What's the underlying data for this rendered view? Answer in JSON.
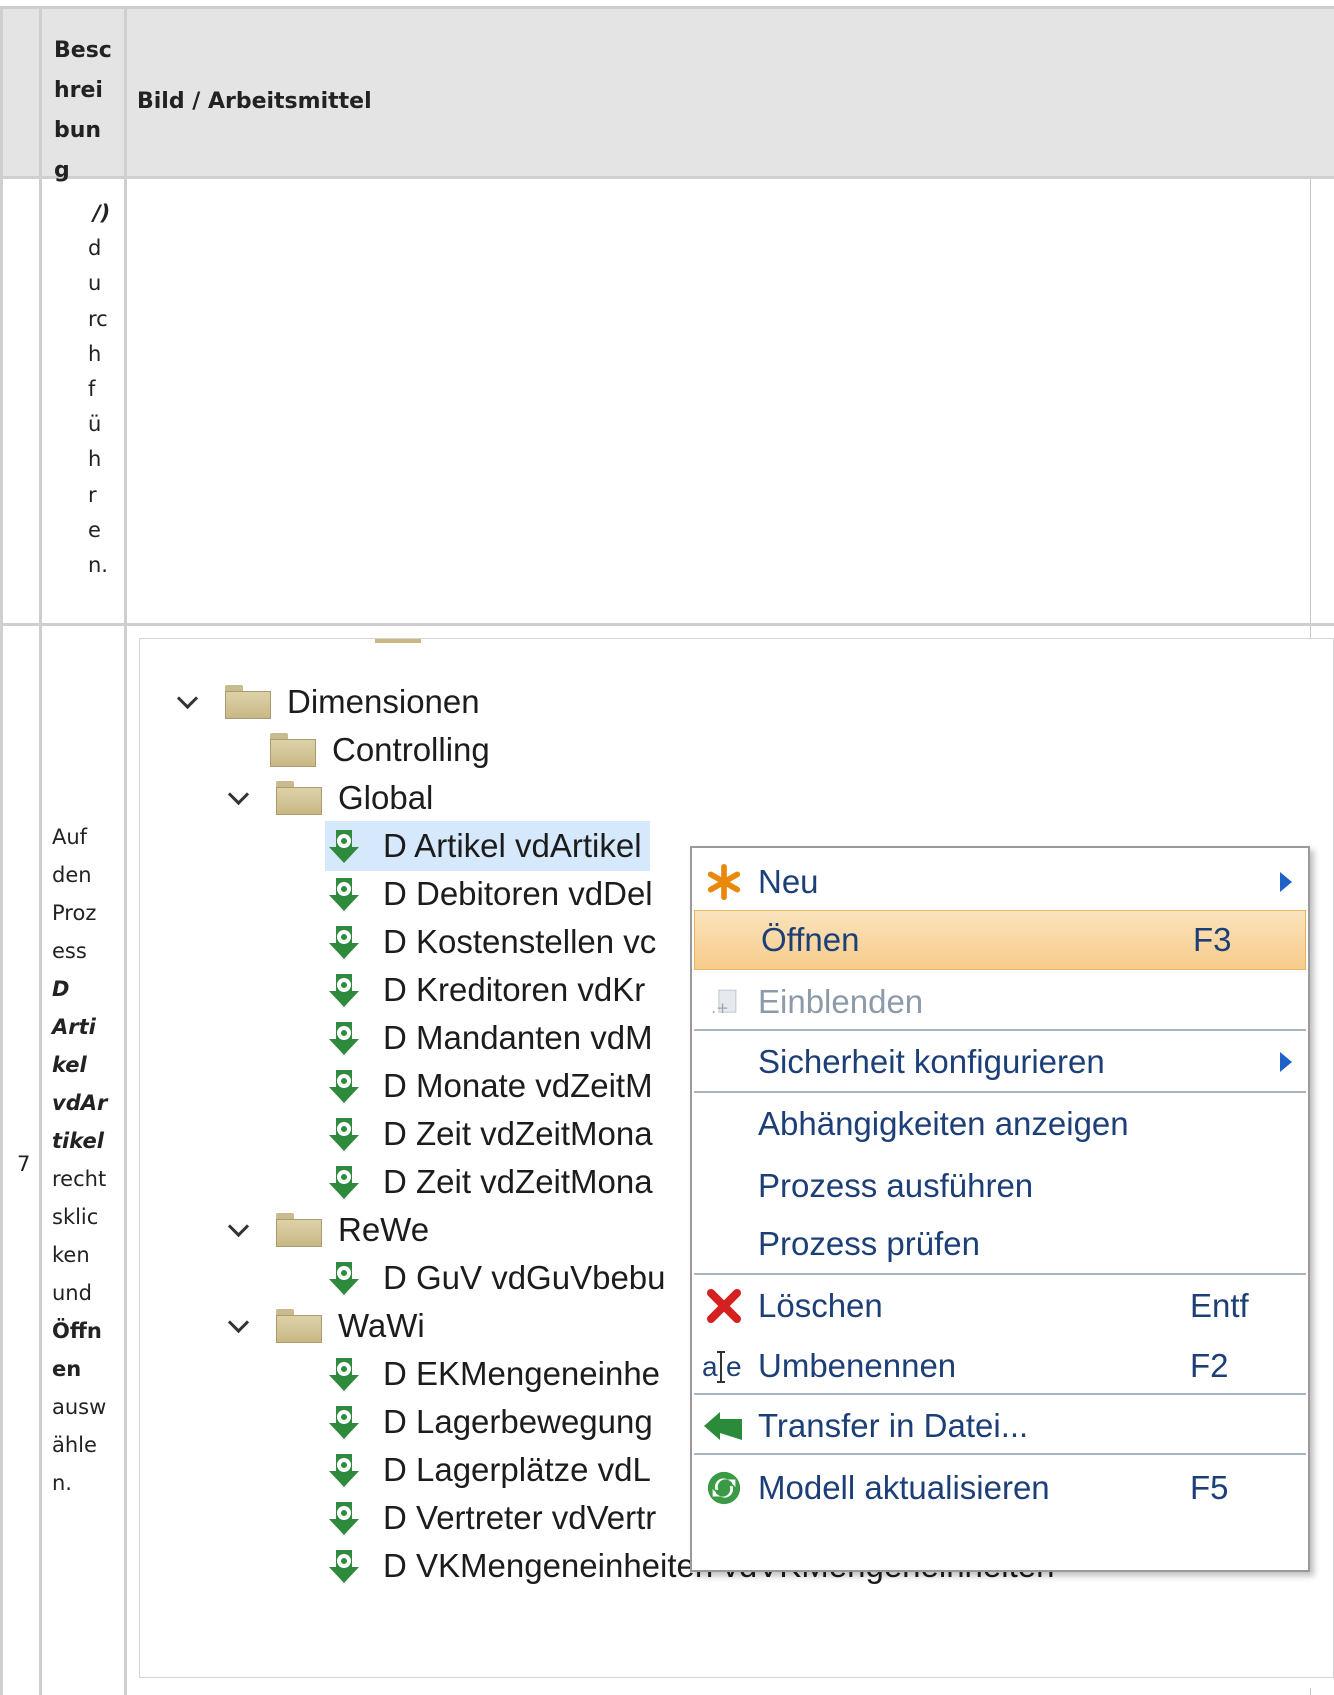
{
  "table": {
    "header": {
      "col_desc": [
        "Besc",
        "hrei",
        "bun",
        "g"
      ],
      "col_bild": "Bild / Arbeitsmittel"
    },
    "row_prev": {
      "desc_chars": [
        "/)",
        "d",
        "u",
        "rc",
        "h",
        "f",
        "ü",
        "h",
        "r",
        "e",
        "n."
      ]
    },
    "row7": {
      "number": "7",
      "desc_lines": [
        {
          "t": "Auf",
          "s": "n"
        },
        {
          "t": "den",
          "s": "n"
        },
        {
          "t": "Proz",
          "s": "n"
        },
        {
          "t": "ess",
          "s": "n"
        },
        {
          "t": "D",
          "s": "bi"
        },
        {
          "t": "Arti",
          "s": "bi"
        },
        {
          "t": "kel",
          "s": "bi"
        },
        {
          "t": "vdAr",
          "s": "bi"
        },
        {
          "t": "tikel",
          "s": "bi"
        },
        {
          "t": "recht",
          "s": "n"
        },
        {
          "t": "sklic",
          "s": "n"
        },
        {
          "t": "ken",
          "s": "n"
        },
        {
          "t": "und",
          "s": "n"
        },
        {
          "t": "Öffn",
          "s": "b"
        },
        {
          "t": "en",
          "s": "b"
        },
        {
          "t": "ausw",
          "s": "n"
        },
        {
          "t": "ähle",
          "s": "n"
        },
        {
          "t": "n.",
          "s": "n"
        }
      ]
    }
  },
  "tree": {
    "items": [
      {
        "label": "Dimensionen",
        "kind": "folder",
        "expanded": true
      },
      {
        "label": "Controlling",
        "kind": "folder",
        "expanded": false
      },
      {
        "label": "Global",
        "kind": "folder",
        "expanded": true
      },
      {
        "label": "D Artikel vdArtikel",
        "kind": "process",
        "selected": true
      },
      {
        "label": "D Debitoren vdDel",
        "kind": "process"
      },
      {
        "label": "D Kostenstellen vc",
        "kind": "process"
      },
      {
        "label": "D Kreditoren vdKr",
        "kind": "process"
      },
      {
        "label": "D Mandanten vdM",
        "kind": "process"
      },
      {
        "label": "D Monate vdZeitM",
        "kind": "process"
      },
      {
        "label": "D Zeit vdZeitMona",
        "kind": "process"
      },
      {
        "label": "D Zeit vdZeitMona",
        "kind": "process"
      },
      {
        "label": "ReWe",
        "kind": "folder",
        "expanded": true
      },
      {
        "label": "D GuV vdGuVbebu",
        "kind": "process"
      },
      {
        "label": "WaWi",
        "kind": "folder",
        "expanded": true
      },
      {
        "label": "D EKMengeneinhe",
        "kind": "process"
      },
      {
        "label": "D Lagerbewegung",
        "kind": "process"
      },
      {
        "label": "D Lagerplätze vdL",
        "kind": "process"
      },
      {
        "label": "D Vertreter vdVertr",
        "kind": "process"
      },
      {
        "label": "D VKMengeneinheiten vdVKMengeneinheiten",
        "kind": "process"
      }
    ]
  },
  "context_menu": {
    "items": [
      {
        "label": "Neu",
        "shortcut": "",
        "icon": "asterisk-icon",
        "submenu": true
      },
      {
        "label": "Öffnen",
        "shortcut": "F3",
        "icon": "",
        "highlighted": true
      },
      {
        "label": "Einblenden",
        "shortcut": "",
        "icon": "show-icon",
        "disabled": true
      },
      {
        "label": "Sicherheit konfigurieren",
        "shortcut": "",
        "icon": "",
        "submenu": true
      },
      {
        "label": "Abhängigkeiten anzeigen",
        "shortcut": "",
        "icon": ""
      },
      {
        "label": "Prozess ausführen",
        "shortcut": "",
        "icon": ""
      },
      {
        "label": "Prozess prüfen",
        "shortcut": "",
        "icon": ""
      },
      {
        "label": "Löschen",
        "shortcut": "Entf",
        "icon": "delete-x-icon"
      },
      {
        "label": "Umbenennen",
        "shortcut": "F2",
        "icon": "rename-icon"
      },
      {
        "label": "Transfer in Datei...",
        "shortcut": "",
        "icon": "transfer-arrow-icon"
      },
      {
        "label": "Modell aktualisieren",
        "shortcut": "F5",
        "icon": "refresh-icon"
      }
    ]
  }
}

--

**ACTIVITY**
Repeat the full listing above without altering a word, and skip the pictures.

**TASK OUTPUT**
What's the underlying data for this rendered view? Answer in JSON.
{
  "table": {
    "header": {
      "col_desc": [
        "Besc",
        "hrei",
        "bun",
        "g"
      ],
      "col_bild": "Bild / Arbeitsmittel"
    },
    "row_prev": {
      "desc_chars": [
        "/)",
        "d",
        "u",
        "rc",
        "h",
        "f",
        "ü",
        "h",
        "r",
        "e",
        "n."
      ]
    },
    "row7": {
      "number": "7",
      "desc_lines": [
        {
          "t": "Auf",
          "s": "n"
        },
        {
          "t": "den",
          "s": "n"
        },
        {
          "t": "Proz",
          "s": "n"
        },
        {
          "t": "ess",
          "s": "n"
        },
        {
          "t": "D",
          "s": "bi"
        },
        {
          "t": "Arti",
          "s": "bi"
        },
        {
          "t": "kel",
          "s": "bi"
        },
        {
          "t": "vdAr",
          "s": "bi"
        },
        {
          "t": "tikel",
          "s": "bi"
        },
        {
          "t": "recht",
          "s": "n"
        },
        {
          "t": "sklic",
          "s": "n"
        },
        {
          "t": "ken",
          "s": "n"
        },
        {
          "t": "und",
          "s": "n"
        },
        {
          "t": "Öffn",
          "s": "b"
        },
        {
          "t": "en",
          "s": "b"
        },
        {
          "t": "ausw",
          "s": "n"
        },
        {
          "t": "ähle",
          "s": "n"
        },
        {
          "t": "n.",
          "s": "n"
        }
      ]
    }
  },
  "tree": {
    "items": [
      {
        "label": "Dimensionen",
        "kind": "folder",
        "expanded": true
      },
      {
        "label": "Controlling",
        "kind": "folder",
        "expanded": false
      },
      {
        "label": "Global",
        "kind": "folder",
        "expanded": true
      },
      {
        "label": "D Artikel vdArtikel",
        "kind": "process",
        "selected": true
      },
      {
        "label": "D Debitoren vdDel",
        "kind": "process"
      },
      {
        "label": "D Kostenstellen vc",
        "kind": "process"
      },
      {
        "label": "D Kreditoren vdKr",
        "kind": "process"
      },
      {
        "label": "D Mandanten vdM",
        "kind": "process"
      },
      {
        "label": "D Monate vdZeitM",
        "kind": "process"
      },
      {
        "label": "D Zeit vdZeitMona",
        "kind": "process"
      },
      {
        "label": "D Zeit vdZeitMona",
        "kind": "process"
      },
      {
        "label": "ReWe",
        "kind": "folder",
        "expanded": true
      },
      {
        "label": "D GuV vdGuVbebu",
        "kind": "process"
      },
      {
        "label": "WaWi",
        "kind": "folder",
        "expanded": true
      },
      {
        "label": "D EKMengeneinhe",
        "kind": "process"
      },
      {
        "label": "D Lagerbewegung",
        "kind": "process"
      },
      {
        "label": "D Lagerplätze vdL",
        "kind": "process"
      },
      {
        "label": "D Vertreter vdVertr",
        "kind": "process"
      },
      {
        "label": "D VKMengeneinheiten vdVKMengeneinheiten",
        "kind": "process"
      }
    ]
  },
  "context_menu": {
    "items": [
      {
        "label": "Neu",
        "shortcut": "",
        "icon": "asterisk-icon",
        "submenu": true
      },
      {
        "label": "Öffnen",
        "shortcut": "F3",
        "icon": "",
        "highlighted": true
      },
      {
        "label": "Einblenden",
        "shortcut": "",
        "icon": "show-icon",
        "disabled": true
      },
      {
        "label": "Sicherheit konfigurieren",
        "shortcut": "",
        "icon": "",
        "submenu": true
      },
      {
        "label": "Abhängigkeiten anzeigen",
        "shortcut": "",
        "icon": ""
      },
      {
        "label": "Prozess ausführen",
        "shortcut": "",
        "icon": ""
      },
      {
        "label": "Prozess prüfen",
        "shortcut": "",
        "icon": ""
      },
      {
        "label": "Löschen",
        "shortcut": "Entf",
        "icon": "delete-x-icon"
      },
      {
        "label": "Umbenennen",
        "shortcut": "F2",
        "icon": "rename-icon"
      },
      {
        "label": "Transfer in Datei...",
        "shortcut": "",
        "icon": "transfer-arrow-icon"
      },
      {
        "label": "Modell aktualisieren",
        "shortcut": "F5",
        "icon": "refresh-icon"
      }
    ]
  }
}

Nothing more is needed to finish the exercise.